» **Extracted entries**
[Start of Attachment]

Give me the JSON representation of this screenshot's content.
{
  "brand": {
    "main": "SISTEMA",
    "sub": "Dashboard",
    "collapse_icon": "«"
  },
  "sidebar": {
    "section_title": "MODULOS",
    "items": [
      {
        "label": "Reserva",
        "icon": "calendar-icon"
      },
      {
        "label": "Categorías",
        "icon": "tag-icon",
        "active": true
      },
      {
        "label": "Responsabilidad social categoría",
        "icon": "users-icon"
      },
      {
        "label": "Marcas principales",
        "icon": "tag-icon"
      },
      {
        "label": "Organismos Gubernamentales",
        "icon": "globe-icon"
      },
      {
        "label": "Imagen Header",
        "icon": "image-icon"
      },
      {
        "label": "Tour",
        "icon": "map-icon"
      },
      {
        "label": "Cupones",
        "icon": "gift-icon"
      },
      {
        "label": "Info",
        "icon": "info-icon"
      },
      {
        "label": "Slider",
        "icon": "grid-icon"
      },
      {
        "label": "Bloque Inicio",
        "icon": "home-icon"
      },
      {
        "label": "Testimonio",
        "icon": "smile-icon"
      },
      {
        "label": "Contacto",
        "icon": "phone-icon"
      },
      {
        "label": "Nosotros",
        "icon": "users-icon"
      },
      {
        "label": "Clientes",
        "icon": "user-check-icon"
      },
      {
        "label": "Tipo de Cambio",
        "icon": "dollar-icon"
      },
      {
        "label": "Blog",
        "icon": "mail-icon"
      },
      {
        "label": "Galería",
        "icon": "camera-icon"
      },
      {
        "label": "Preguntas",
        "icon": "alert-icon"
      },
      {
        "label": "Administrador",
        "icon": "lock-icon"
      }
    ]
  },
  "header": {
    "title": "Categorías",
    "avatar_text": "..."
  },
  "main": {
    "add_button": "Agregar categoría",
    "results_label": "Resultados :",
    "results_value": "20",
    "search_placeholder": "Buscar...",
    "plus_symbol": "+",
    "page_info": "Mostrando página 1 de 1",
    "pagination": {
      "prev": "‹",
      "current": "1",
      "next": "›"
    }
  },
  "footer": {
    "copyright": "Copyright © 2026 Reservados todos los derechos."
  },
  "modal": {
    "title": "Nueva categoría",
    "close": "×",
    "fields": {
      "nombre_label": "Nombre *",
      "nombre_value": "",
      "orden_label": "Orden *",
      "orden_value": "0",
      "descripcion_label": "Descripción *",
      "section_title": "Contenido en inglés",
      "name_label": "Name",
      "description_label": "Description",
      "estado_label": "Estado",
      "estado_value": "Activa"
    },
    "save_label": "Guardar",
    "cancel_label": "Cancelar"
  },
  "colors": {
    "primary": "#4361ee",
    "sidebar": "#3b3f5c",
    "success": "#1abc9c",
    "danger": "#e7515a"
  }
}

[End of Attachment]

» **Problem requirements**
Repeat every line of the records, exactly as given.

» **Written response**
Give me the JSON representation of this screenshot's content.
{
  "brand": {
    "main": "SISTEMA",
    "sub": "Dashboard",
    "collapse_icon": "«"
  },
  "sidebar": {
    "section_title": "MODULOS",
    "items": [
      {
        "label": "Reserva",
        "icon": "calendar-icon"
      },
      {
        "label": "Categorías",
        "icon": "tag-icon",
        "active": true
      },
      {
        "label": "Responsabilidad social categoría",
        "icon": "users-icon"
      },
      {
        "label": "Marcas principales",
        "icon": "tag-icon"
      },
      {
        "label": "Organismos Gubernamentales",
        "icon": "globe-icon"
      },
      {
        "label": "Imagen Header",
        "icon": "image-icon"
      },
      {
        "label": "Tour",
        "icon": "map-icon"
      },
      {
        "label": "Cupones",
        "icon": "gift-icon"
      },
      {
        "label": "Info",
        "icon": "info-icon"
      },
      {
        "label": "Slider",
        "icon": "grid-icon"
      },
      {
        "label": "Bloque Inicio",
        "icon": "home-icon"
      },
      {
        "label": "Testimonio",
        "icon": "smile-icon"
      },
      {
        "label": "Contacto",
        "icon": "phone-icon"
      },
      {
        "label": "Nosotros",
        "icon": "users-icon"
      },
      {
        "label": "Clientes",
        "icon": "user-check-icon"
      },
      {
        "label": "Tipo de Cambio",
        "icon": "dollar-icon"
      },
      {
        "label": "Blog",
        "icon": "mail-icon"
      },
      {
        "label": "Galería",
        "icon": "camera-icon"
      },
      {
        "label": "Preguntas",
        "icon": "alert-icon"
      },
      {
        "label": "Administrador",
        "icon": "lock-icon"
      }
    ]
  },
  "header": {
    "title": "Categorías",
    "avatar_text": "..."
  },
  "main": {
    "add_button": "Agregar categoría",
    "results_label": "Resultados :",
    "results_value": "20",
    "search_placeholder": "Buscar...",
    "plus_symbol": "+",
    "page_info": "Mostrando página 1 de 1",
    "pagination": {
      "prev": "‹",
      "current": "1",
      "next": "›"
    }
  },
  "footer": {
    "copyright": "Copyright © 2026 Reservados todos los derechos."
  },
  "modal": {
    "title": "Nueva categoría",
    "close": "×",
    "fields": {
      "nombre_label": "Nombre *",
      "nombre_value": "",
      "orden_label": "Orden *",
      "orden_value": "0",
      "descripcion_label": "Descripción *",
      "section_title": "Contenido en inglés",
      "name_label": "Name",
      "description_label": "Description",
      "estado_label": "Estado",
      "estado_value": "Activa"
    },
    "save_label": "Guardar",
    "cancel_label": "Cancelar"
  },
  "colors": {
    "primary": "#4361ee",
    "sidebar": "#3b3f5c",
    "success": "#1abc9c",
    "danger": "#e7515a"
  }
}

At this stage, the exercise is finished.